> [EXERCISE DATA]:
● ● ●

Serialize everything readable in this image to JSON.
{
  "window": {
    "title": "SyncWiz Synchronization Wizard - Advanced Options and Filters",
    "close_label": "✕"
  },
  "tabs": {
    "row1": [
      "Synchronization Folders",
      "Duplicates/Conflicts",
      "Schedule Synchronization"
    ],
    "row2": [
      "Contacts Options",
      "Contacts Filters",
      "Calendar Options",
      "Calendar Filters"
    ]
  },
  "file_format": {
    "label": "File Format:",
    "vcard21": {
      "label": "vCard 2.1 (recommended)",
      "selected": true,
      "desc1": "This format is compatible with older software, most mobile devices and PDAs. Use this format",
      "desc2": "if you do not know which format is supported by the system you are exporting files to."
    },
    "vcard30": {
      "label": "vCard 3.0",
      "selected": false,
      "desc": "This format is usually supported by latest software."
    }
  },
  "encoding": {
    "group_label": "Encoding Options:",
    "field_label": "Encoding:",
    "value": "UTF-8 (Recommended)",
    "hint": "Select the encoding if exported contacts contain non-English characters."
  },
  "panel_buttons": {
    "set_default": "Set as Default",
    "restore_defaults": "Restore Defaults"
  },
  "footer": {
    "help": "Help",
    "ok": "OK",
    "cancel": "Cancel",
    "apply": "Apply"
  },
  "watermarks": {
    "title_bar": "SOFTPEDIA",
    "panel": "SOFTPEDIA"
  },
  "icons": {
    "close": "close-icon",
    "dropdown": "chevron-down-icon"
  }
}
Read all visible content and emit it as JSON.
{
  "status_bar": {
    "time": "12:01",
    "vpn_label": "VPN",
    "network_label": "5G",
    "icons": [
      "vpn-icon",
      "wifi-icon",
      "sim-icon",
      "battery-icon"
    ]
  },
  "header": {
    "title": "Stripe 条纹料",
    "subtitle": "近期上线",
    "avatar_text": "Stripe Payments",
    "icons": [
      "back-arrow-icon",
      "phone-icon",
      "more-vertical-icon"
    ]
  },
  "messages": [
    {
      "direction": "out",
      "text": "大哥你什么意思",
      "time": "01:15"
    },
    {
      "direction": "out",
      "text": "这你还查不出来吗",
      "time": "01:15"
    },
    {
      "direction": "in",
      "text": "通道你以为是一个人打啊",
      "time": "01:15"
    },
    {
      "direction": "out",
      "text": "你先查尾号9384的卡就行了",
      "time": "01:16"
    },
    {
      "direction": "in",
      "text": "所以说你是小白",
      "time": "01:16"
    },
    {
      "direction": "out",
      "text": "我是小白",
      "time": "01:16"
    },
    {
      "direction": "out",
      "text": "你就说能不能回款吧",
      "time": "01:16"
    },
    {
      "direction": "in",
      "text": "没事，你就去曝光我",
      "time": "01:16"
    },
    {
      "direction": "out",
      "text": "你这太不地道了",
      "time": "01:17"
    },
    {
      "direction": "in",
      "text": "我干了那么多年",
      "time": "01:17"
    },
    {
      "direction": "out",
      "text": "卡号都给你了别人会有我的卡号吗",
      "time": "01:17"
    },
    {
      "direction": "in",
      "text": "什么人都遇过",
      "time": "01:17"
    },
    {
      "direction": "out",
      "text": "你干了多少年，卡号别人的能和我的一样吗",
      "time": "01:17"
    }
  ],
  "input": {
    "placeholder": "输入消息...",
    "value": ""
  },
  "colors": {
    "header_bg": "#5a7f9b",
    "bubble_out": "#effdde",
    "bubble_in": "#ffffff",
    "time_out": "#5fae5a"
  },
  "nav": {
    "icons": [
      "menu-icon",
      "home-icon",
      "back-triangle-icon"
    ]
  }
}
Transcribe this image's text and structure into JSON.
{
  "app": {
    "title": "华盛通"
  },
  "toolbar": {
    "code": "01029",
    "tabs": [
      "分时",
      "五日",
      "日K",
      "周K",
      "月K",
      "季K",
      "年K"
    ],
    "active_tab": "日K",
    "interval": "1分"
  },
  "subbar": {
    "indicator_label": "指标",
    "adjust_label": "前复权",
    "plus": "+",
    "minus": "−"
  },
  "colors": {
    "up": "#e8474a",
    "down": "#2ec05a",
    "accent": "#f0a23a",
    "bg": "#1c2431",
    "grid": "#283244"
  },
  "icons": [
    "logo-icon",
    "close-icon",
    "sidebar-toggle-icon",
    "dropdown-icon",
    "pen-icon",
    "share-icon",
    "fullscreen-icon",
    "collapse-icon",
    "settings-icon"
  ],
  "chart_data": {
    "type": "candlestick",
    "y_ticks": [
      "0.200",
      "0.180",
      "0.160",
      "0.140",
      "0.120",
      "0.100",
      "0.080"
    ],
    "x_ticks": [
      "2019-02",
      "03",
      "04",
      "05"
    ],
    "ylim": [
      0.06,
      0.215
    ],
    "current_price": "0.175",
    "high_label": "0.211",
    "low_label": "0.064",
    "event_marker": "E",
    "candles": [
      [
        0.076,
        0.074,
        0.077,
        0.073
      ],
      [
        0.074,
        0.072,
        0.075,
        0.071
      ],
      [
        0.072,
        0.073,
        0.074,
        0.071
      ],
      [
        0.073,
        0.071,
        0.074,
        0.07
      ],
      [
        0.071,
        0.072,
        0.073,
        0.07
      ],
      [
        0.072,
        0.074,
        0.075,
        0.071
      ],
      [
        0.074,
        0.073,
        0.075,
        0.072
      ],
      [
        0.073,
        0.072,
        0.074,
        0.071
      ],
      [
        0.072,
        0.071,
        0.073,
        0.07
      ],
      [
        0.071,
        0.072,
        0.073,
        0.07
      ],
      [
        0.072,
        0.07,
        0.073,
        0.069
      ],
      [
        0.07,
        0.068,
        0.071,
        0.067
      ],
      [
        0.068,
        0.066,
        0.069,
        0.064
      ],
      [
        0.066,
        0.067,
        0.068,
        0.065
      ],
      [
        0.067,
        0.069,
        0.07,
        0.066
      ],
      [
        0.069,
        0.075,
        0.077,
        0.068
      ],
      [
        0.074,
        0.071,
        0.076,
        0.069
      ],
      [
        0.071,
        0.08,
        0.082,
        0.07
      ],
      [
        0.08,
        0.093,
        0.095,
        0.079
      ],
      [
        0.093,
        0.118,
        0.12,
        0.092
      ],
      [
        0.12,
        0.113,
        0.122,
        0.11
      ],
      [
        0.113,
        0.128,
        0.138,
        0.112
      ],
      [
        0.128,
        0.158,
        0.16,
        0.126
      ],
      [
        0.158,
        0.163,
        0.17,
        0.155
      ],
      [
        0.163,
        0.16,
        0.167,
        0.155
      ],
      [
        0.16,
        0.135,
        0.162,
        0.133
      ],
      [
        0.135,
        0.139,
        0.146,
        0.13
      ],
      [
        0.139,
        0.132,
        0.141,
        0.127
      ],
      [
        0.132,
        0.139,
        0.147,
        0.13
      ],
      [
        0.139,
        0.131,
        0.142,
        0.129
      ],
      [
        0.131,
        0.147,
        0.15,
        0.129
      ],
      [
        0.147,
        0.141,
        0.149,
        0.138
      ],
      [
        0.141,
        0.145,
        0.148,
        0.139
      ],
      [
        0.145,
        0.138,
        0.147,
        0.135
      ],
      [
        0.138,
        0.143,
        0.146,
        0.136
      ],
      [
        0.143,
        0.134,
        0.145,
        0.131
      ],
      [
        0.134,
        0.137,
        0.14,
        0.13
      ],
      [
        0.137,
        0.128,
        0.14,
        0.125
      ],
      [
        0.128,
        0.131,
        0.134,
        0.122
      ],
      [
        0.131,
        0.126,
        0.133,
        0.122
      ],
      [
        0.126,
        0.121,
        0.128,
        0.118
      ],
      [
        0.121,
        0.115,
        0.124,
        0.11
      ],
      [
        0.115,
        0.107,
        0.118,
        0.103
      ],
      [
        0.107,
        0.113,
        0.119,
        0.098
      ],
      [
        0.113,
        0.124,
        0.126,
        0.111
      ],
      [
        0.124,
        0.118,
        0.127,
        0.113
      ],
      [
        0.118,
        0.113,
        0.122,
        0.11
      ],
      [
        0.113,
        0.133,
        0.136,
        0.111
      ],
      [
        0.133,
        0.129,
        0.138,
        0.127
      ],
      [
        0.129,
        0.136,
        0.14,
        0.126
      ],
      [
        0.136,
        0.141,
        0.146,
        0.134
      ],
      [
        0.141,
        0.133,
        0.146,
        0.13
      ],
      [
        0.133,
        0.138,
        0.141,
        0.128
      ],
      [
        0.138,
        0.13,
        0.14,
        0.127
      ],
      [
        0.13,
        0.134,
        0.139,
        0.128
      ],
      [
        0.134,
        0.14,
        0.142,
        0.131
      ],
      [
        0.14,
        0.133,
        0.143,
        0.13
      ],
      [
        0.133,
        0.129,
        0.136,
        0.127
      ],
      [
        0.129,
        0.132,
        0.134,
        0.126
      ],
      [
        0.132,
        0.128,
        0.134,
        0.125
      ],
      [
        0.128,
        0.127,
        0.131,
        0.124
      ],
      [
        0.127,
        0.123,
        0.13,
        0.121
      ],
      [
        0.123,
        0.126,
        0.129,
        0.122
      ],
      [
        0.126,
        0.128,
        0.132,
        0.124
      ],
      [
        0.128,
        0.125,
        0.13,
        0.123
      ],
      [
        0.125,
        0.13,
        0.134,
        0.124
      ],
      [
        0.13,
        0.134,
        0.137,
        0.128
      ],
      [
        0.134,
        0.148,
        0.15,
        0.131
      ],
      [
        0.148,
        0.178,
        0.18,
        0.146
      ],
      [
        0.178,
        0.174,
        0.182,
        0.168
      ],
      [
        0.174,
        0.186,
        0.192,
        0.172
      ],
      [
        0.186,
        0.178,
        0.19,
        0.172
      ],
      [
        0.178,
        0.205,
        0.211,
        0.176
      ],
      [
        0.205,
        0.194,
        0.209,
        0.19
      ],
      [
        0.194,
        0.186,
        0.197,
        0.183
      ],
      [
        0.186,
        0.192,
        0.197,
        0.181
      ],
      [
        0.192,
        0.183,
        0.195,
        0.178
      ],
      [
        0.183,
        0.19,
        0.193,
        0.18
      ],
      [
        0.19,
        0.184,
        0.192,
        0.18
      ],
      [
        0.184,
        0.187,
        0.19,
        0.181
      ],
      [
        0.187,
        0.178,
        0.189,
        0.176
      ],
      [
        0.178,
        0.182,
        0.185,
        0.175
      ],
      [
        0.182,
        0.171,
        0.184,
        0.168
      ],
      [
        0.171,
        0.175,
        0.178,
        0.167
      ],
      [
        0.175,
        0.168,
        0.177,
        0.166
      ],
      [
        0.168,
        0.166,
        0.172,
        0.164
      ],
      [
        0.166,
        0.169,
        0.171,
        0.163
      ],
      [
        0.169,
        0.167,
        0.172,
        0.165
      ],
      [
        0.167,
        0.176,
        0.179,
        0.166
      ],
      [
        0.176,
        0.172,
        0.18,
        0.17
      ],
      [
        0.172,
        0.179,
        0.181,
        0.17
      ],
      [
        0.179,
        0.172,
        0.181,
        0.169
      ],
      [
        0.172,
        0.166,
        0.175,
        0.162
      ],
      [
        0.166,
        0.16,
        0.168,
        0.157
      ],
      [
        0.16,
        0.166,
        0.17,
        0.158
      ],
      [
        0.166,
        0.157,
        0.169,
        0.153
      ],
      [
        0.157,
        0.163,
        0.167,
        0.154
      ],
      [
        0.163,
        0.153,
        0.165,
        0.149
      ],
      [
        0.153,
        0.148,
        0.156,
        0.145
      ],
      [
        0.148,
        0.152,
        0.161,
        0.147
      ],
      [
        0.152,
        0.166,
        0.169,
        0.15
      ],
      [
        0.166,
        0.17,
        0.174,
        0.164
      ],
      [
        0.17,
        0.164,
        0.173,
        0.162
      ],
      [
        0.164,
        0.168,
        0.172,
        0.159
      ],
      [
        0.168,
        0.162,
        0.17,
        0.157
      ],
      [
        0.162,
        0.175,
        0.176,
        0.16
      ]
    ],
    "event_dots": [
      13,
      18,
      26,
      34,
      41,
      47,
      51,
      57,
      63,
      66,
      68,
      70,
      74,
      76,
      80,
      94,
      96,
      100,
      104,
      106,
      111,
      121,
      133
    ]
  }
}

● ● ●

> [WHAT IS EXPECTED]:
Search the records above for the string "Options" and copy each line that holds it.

> [ANSWER BELOW]:
    "title": "SyncWiz Synchronization Wizard - Advanced Options and Filters",
      "Contacts Options",
      "Calendar Options",
    "group_label": "Encoding Options:",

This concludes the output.